As it is, working in tandem with other prospects at the Combine can be difficult from a pure soccer standpoint, as most players arrive in Florida the day before the games begin and have little time to acquaint themselves with their teammates. While some attendees will have a level of familiarity with others based on their time in college, many teammates will be playing together for the first time this weekend.
That’s not to mention the obstacles involved with off-field preparation between games, which uncharacteristically falls under each individual athlete’s own control.
During their college and club careers, players typically have scheduled team meals and structured warm-ups on game days. That’s not the case at the Combine.
“It’s kind of a different environment as far as going to an event and not playing for a team necessarily,” said Schilawski. “You just have to look after yourself. You have to make sure you’re eating at the right times, getting a proper warm-up, getting to bed. There’s no team atmosphere where you’re doing the right things by the team.
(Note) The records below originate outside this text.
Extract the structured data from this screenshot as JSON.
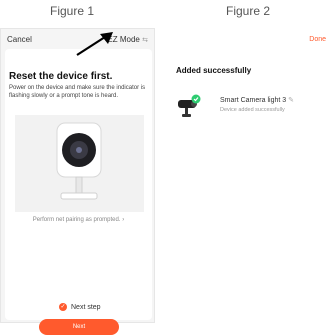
{
  "figure1": {
    "caption": "Figure 1",
    "cancel_label": "Cancel",
    "mode_label": "EZ Mode",
    "mode_icon": "swap-icon",
    "title": "Reset the device first.",
    "description": "Power on the device and make sure the indicator is flashing slowly or a prompt tone is heard.",
    "pairing_text": "Perform net pairing as prompted.",
    "next_step_label": "Next step",
    "next_button_label": "Next",
    "accent_color": "#ff5a2d"
  },
  "figure2": {
    "caption": "Figure 2",
    "done_label": "Done",
    "title": "Added successfully",
    "device": {
      "name": "Smart Camera light 3",
      "status": "Device added successfully"
    }
  }
}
You have to just look out for yourself and make sure you’re doing the right things to make sure you’re at your best.”
Once the Combine attendees take the field, it’s all about making themselves known.
“You have to put your game in your own hands and make sure you do whatever it takes to show well,” Schilawski said. “It isn’t always easy to do for a lot of people.”